August 30, 2010

Columbia Men’s Golf Travels To Scotland

Follow the Columbia Men's Golf Team in Scotland

Courtesy of Columbia Sports Information/Media Relations

NEW YORK -- From August 25 to September 2, the Columbia University men's golf team is visiting Scotland to play some of the world's most renowned courses and learn about the rich history surrounding the sport.

The Lions, who are coming off their third consecutive Ivy League championship this past spring, opened their trip on Thursday, August 26 at Prestwick Golf Club in Ayshire. Prestwick inaugurated the first Open Championship (commonly called the British Open) in 1860, and recently celebrated the 150th anniversary of the event in July.

Next, the Columbia men played historic Turnberry Ailsa, where four of the most spellbinding Open Championships took place: the 106th in 1977 (won by Tom Watson), the 115th in 1986 (won by Greg Norman), the 123rd in 1994 (won by Nick Price). Most recently, Stewart Cink defeated Watson in a memorable four-hole playoff in 2009 to win his first major championship.

On Saturday, the Lions ventured off to Carnoustie to play yet another Open Championship venue. Golf has been played over the links at Carnoustie since the 1500’s but the present course came into being in 1850 when it was designed by Alan Robertson of St Andrews. Its famed Barry Burn eases it’s way through the final 3 holes, quietly awaiting a shot that is slightly less than perfect. It was there, in 1999, that Jean Van de Velde lost a chance at being Open Champion and a place in history.

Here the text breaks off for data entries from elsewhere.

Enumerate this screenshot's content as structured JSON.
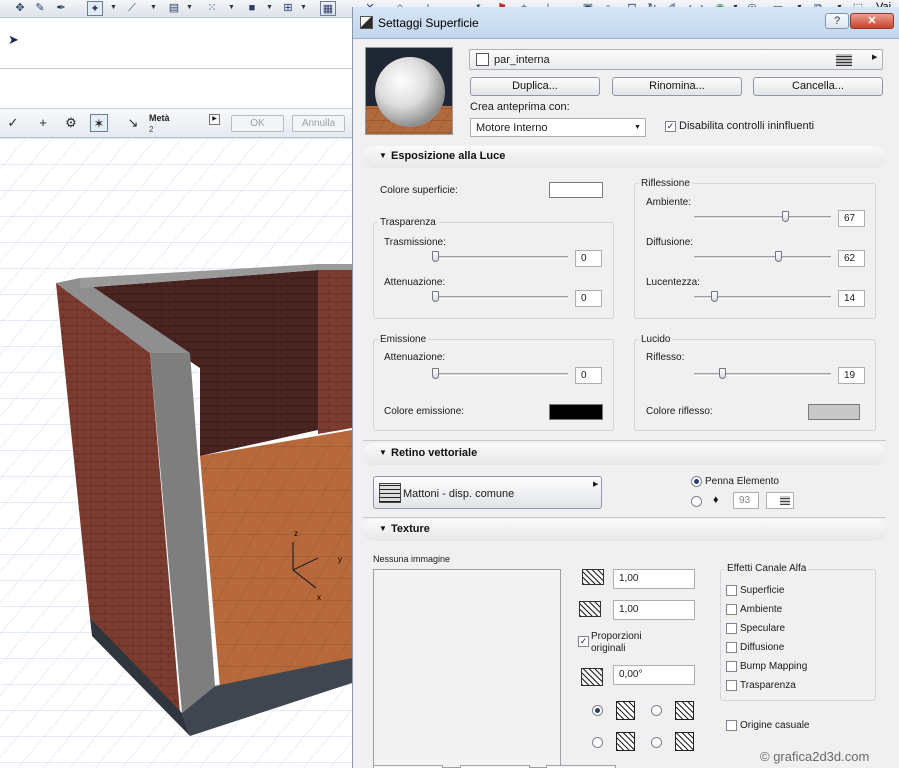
{
  "toolbar": {
    "vai_label": "Vai"
  },
  "infobox": {
    "meta_label": "Metà",
    "meta_value": "2",
    "ok_label": "OK",
    "annulla_label": "Annulla"
  },
  "dialog": {
    "title": "Settaggi Superficie",
    "help_label": "?",
    "close_label": "✕",
    "surface_name": "par_interna",
    "buttons": {
      "duplica": "Duplica...",
      "rinomina": "Rinomina...",
      "cancella": "Cancella..."
    },
    "anteprima_label": "Crea anteprima con:",
    "engine_value": "Motore Interno",
    "disabilita_label": "Disabilita controlli ininfluenti",
    "disabilita_checked": true
  },
  "luce": {
    "header": "Esposizione alla Luce",
    "colore_superficie_label": "Colore superficie:",
    "colore_superficie": "#ffffff",
    "trasparenza": {
      "title": "Trasparenza",
      "trasmissione_label": "Trasmissione:",
      "trasmissione_value": "0",
      "attenuazione_label": "Attenuazione:",
      "attenuazione_value": "0"
    },
    "riflessione": {
      "title": "Riflessione",
      "ambiente_label": "Ambiente:",
      "ambiente_value": "67",
      "diffusione_label": "Diffusione:",
      "diffusione_value": "62",
      "lucentezza_label": "Lucentezza:",
      "lucentezza_value": "14"
    },
    "emissione": {
      "title": "Emissione",
      "attenuazione_label": "Attenuazione:",
      "attenuazione_value": "0",
      "colore_label": "Colore emissione:",
      "colore": "#000000"
    },
    "lucido": {
      "title": "Lucido",
      "riflesso_label": "Riflesso:",
      "riflesso_value": "19",
      "colore_label": "Colore riflesso:",
      "colore": "#c8c8c8"
    }
  },
  "retino": {
    "header": "Retino vettoriale",
    "pattern_label": "Mattoni - disp. comune",
    "penna_label": "Penna Elemento",
    "pen_number": "93"
  },
  "texture": {
    "header": "Texture",
    "nessuna_immagine": "Nessuna immagine",
    "width_value": "1,00",
    "height_value": "1,00",
    "proporzioni_label_line1": "Proporzioni",
    "proporzioni_label_line2": "originali",
    "proporzioni_checked": true,
    "angle_value": "0,00°",
    "effetti_title": "Effetti Canale Alfa",
    "effetti": [
      "Superficie",
      "Ambiente",
      "Speculare",
      "Diffusione",
      "Bump Mapping",
      "Trasparenza"
    ],
    "origine_label": "Origine casuale"
  },
  "watermark": "© grafica2d3d.com",
  "colors": {
    "dialog_bg": "#f0f0f0",
    "titlebar": "#c9dcf1",
    "brick": "#7a3b2e",
    "floor": "#b5683a",
    "wall_top": "#8e8e8e"
  }
}
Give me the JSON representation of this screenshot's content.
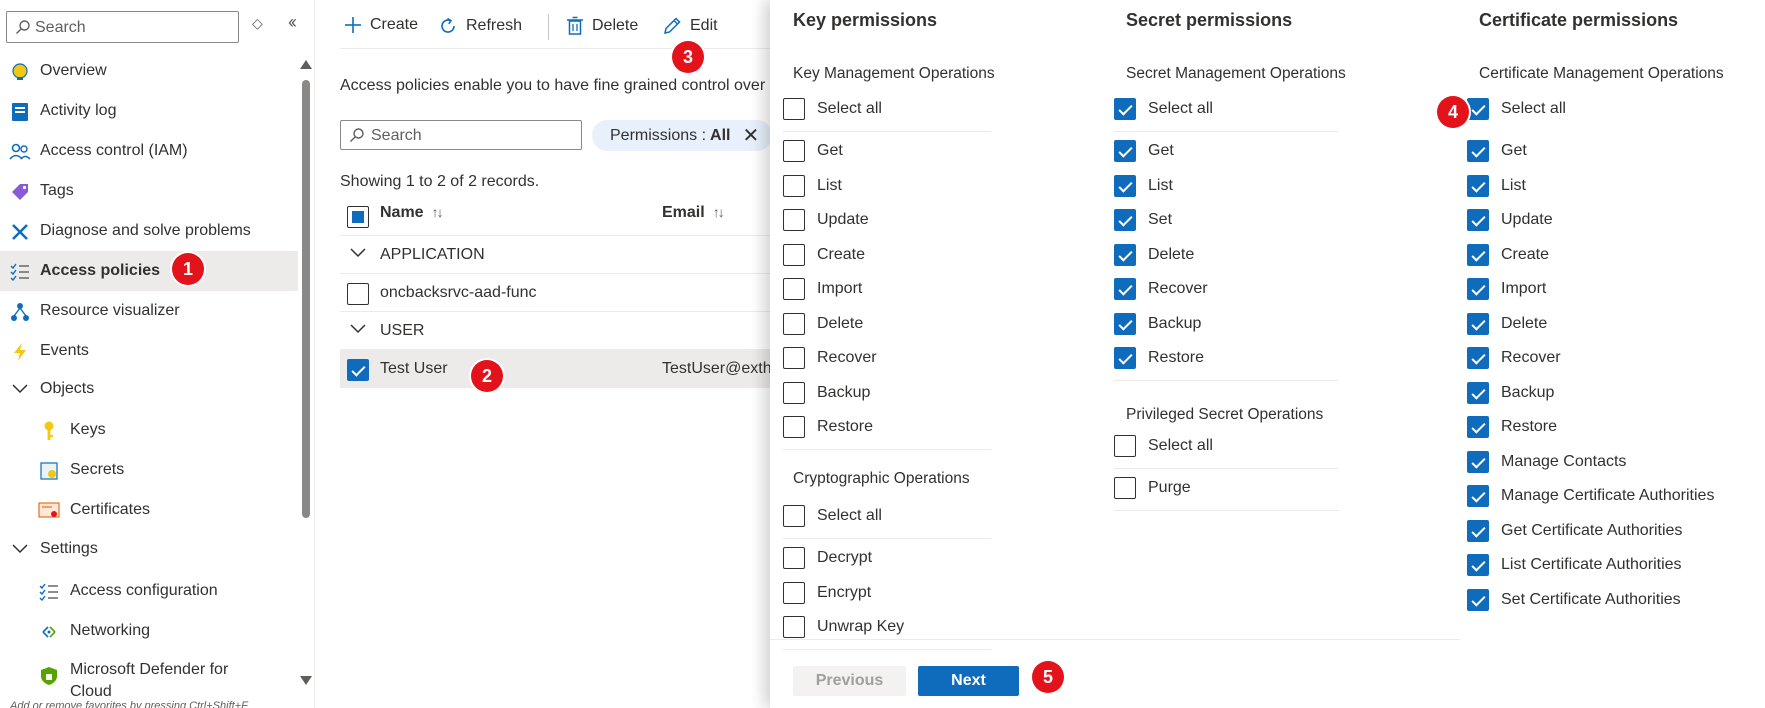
{
  "sidebar": {
    "search_placeholder": "Search",
    "items": [
      {
        "label": "Overview",
        "icon": "lightbulb-icon"
      },
      {
        "label": "Activity log",
        "icon": "activity-log-icon"
      },
      {
        "label": "Access control (IAM)",
        "icon": "people-icon"
      },
      {
        "label": "Tags",
        "icon": "tag-icon"
      },
      {
        "label": "Diagnose and solve problems",
        "icon": "wrench-icon"
      },
      {
        "label": "Access policies",
        "icon": "list-check-icon",
        "active": true
      },
      {
        "label": "Resource visualizer",
        "icon": "hierarchy-icon"
      },
      {
        "label": "Events",
        "icon": "lightning-icon"
      },
      {
        "label": "Objects",
        "expander": true
      },
      {
        "label": "Keys",
        "icon": "key-icon"
      },
      {
        "label": "Secrets",
        "icon": "secret-icon"
      },
      {
        "label": "Certificates",
        "icon": "certificate-icon"
      },
      {
        "label": "Settings",
        "expander": true
      },
      {
        "label": "Access configuration",
        "icon": "list-check-icon"
      },
      {
        "label": "Networking",
        "icon": "network-icon"
      },
      {
        "label": "Microsoft Defender for Cloud",
        "icon": "shield-icon"
      }
    ],
    "footer": "Add or remove favorites by pressing Ctrl+Shift+F"
  },
  "toolbar": {
    "create": "Create",
    "refresh": "Refresh",
    "delete": "Delete",
    "edit": "Edit"
  },
  "main": {
    "description": "Access policies enable you to have fine grained control over",
    "search_placeholder": "Search",
    "filter_label": "Permissions :",
    "filter_value": "All",
    "records": "Showing 1 to 2 of 2 records.",
    "col_name": "Name",
    "col_email": "Email",
    "groups": [
      {
        "label": "APPLICATION",
        "rows": [
          {
            "name": "oncbacksrvc-aad-func",
            "email": "",
            "checked": false
          }
        ]
      },
      {
        "label": "USER",
        "rows": [
          {
            "name": "Test User",
            "email": "TestUser@exth",
            "checked": true
          }
        ]
      }
    ]
  },
  "panel": {
    "key": {
      "title": "Key permissions",
      "mgmt_label": "Key Management Operations",
      "select_all": "Select all",
      "mgmt_items": [
        "Get",
        "List",
        "Update",
        "Create",
        "Import",
        "Delete",
        "Recover",
        "Backup",
        "Restore"
      ],
      "crypto_label": "Cryptographic Operations",
      "crypto_items": [
        "Decrypt",
        "Encrypt",
        "Unwrap Key"
      ]
    },
    "secret": {
      "title": "Secret permissions",
      "mgmt_label": "Secret Management Operations",
      "select_all": "Select all",
      "mgmt_items": [
        "Get",
        "List",
        "Set",
        "Delete",
        "Recover",
        "Backup",
        "Restore"
      ],
      "priv_label": "Privileged Secret Operations",
      "priv_items": [
        "Purge"
      ]
    },
    "cert": {
      "title": "Certificate permissions",
      "mgmt_label": "Certificate Management Operations",
      "select_all": "Select all",
      "mgmt_items": [
        "Get",
        "List",
        "Update",
        "Create",
        "Import",
        "Delete",
        "Recover",
        "Backup",
        "Restore",
        "Manage Contacts",
        "Manage Certificate Authorities",
        "Get Certificate Authorities",
        "List Certificate Authorities",
        "Set Certificate Authorities"
      ]
    },
    "previous": "Previous",
    "next": "Next"
  },
  "badges": [
    "1",
    "2",
    "3",
    "4",
    "5"
  ],
  "colors": {
    "accent": "#0f6cbd",
    "badge": "#e3131b",
    "selected_row": "#edebe9",
    "pill": "#e7f0fb"
  }
}
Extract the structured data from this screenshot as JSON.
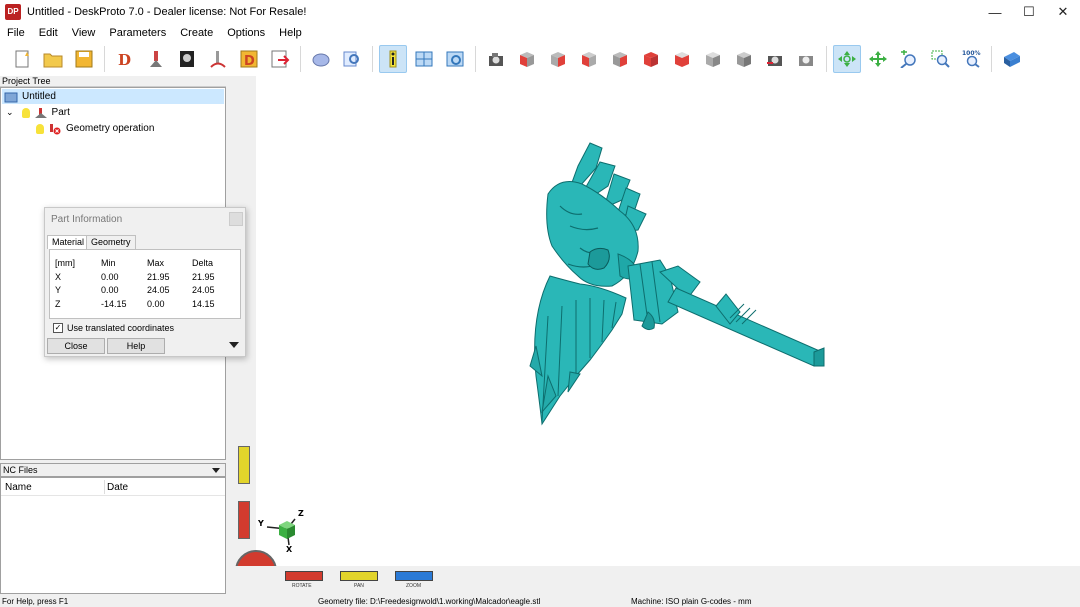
{
  "window": {
    "title": "Untitled - DeskProto 7.0 - Dealer license: Not For Resale!",
    "icon_text": "DP",
    "buttons": [
      "—",
      "☐",
      "✕"
    ]
  },
  "menu": [
    "File",
    "Edit",
    "View",
    "Parameters",
    "Create",
    "Options",
    "Help"
  ],
  "toolbar": {
    "icons": [
      "new-icon",
      "open-icon",
      "save-icon",
      "wizard-3d-icon",
      "wizard-2d-icon",
      "wizard-bitmap-icon",
      "create-toolpath-icon",
      "wizard-vector-icon",
      "export-icon",
      "simulate-icon",
      "preview-icon",
      "info-icon",
      "tile-view-icon",
      "camera-view-icon",
      "view-top-icon",
      "view-front-icon",
      "view-left-icon",
      "view-right-icon",
      "view-back-icon",
      "view-bottom-icon",
      "view-iso-icon",
      "view-iso2-icon",
      "render-icon",
      "render-alt-icon",
      "rotate-icon",
      "pan-icon",
      "zoom-in-icon",
      "zoom-window-icon",
      "zoom-100-icon",
      "help-book-icon"
    ],
    "zoom_label": "100%",
    "colors": {
      "accent": "#f2b632",
      "active": "#cce4f7",
      "cube_red": "#e0403a",
      "cube_gray": "#9a9a9a",
      "teal": "#2ab7b7"
    }
  },
  "project_tree": {
    "header": "Project Tree",
    "items": [
      {
        "label": "Untitled",
        "level": 0,
        "selected": true
      },
      {
        "label": "Part",
        "level": 1,
        "selected": false
      },
      {
        "label": "Geometry operation",
        "level": 2,
        "selected": false
      }
    ]
  },
  "part_information": {
    "title": "Part Information",
    "tabs": [
      "Material",
      "Geometry"
    ],
    "active_tab": "Material",
    "headers": [
      "[mm]",
      "Min",
      "Max",
      "Delta"
    ],
    "rows": [
      [
        "X",
        "0.00",
        "21.95",
        "21.95"
      ],
      [
        "Y",
        "0.00",
        "24.05",
        "24.05"
      ],
      [
        "Z",
        "-14.15",
        "0.00",
        "14.15"
      ]
    ],
    "use_translated": "Use translated coordinates",
    "use_translated_checked": true,
    "close_label": "Close",
    "help_label": "Help"
  },
  "nc_files": {
    "header": "NC Files",
    "columns": [
      "Name",
      "Date"
    ]
  },
  "viewport": {
    "axis_labels": [
      "Z",
      "Y",
      "X"
    ],
    "controls": [
      "ROTATE",
      "PAN",
      "ZOOM"
    ],
    "control_colors": [
      "#d23b2e",
      "#e2d42b",
      "#2b7ad6"
    ]
  },
  "status": {
    "help": "For Help, press F1",
    "geometry": "Geometry file: D:\\Freedesignwold\\1.working\\Malcador\\eagle.stl",
    "machine": "Machine: ISO plain G-codes - mm"
  }
}
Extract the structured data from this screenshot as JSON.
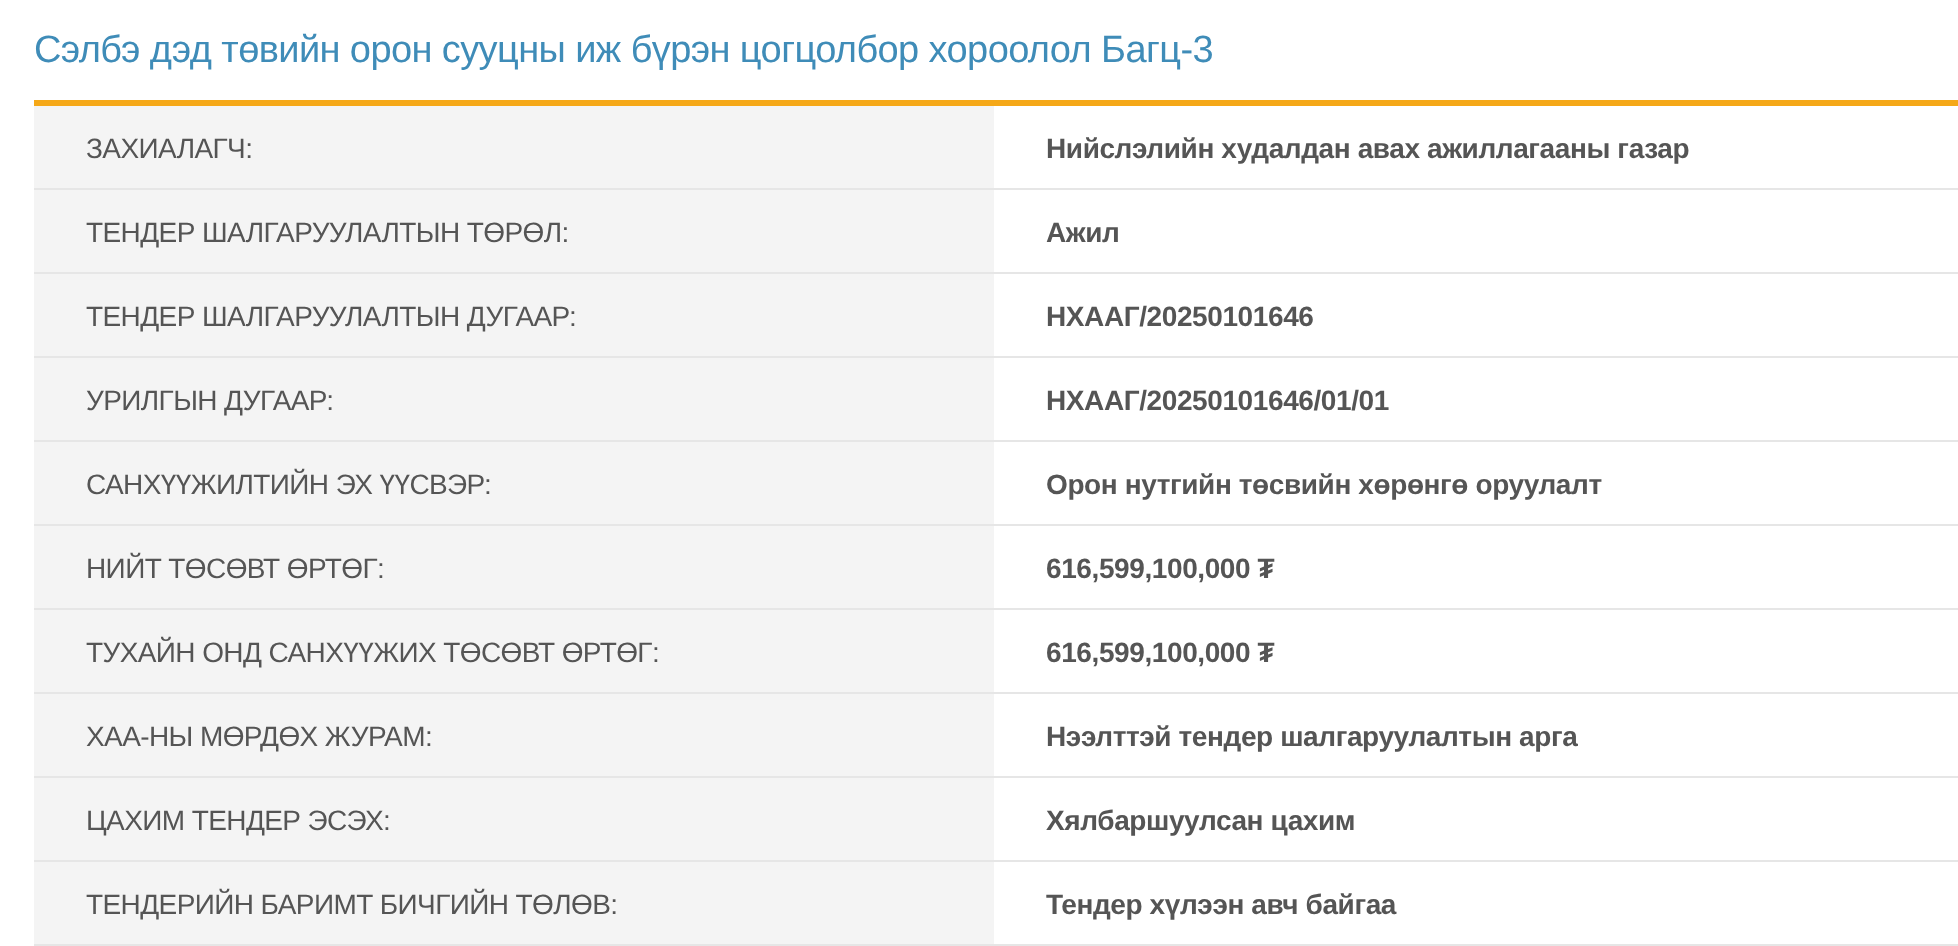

Kingsbarns Golf Course was the scene for Sunday's round. The Kingsbarns Golf Links site has long been known for its intimate connection with the sea. The fact that its golf origins date back to 1793 is testimony to the attributes of the site, which foster ideal conditions for links turf to flourish amid interesting natural terrain.

The next three days will be spent in St. Andrew's, Fife, with hopes of playing at The Old Course. The team will enter the Old Course Ballot on Monday, Tuesday and Wednesday. The Old Course Ballot is a daily lottery-style draw, which enables golfers to try for a tee time on the Old Course. Home to the 2010 Open Championship, The Old Course at St. Andrew's is widely considered the oldest golf course in the world.

One of the unique features of the Old Course are the huge double greens. Seven greens are shared by two holes each, with hole numbers adding up to 18 (2nd paired with 16th, 3rd with 15th, all the way up to 8th and 10th). The Swilcan Bridge, spanning the first and 18th holes, has become a famous icon for golf in the world. Only the 1st, 9th, 17th and 18th holes have their own greens. Another unique feature is that the course can be played in either direction, clockwise or anti-clockwise.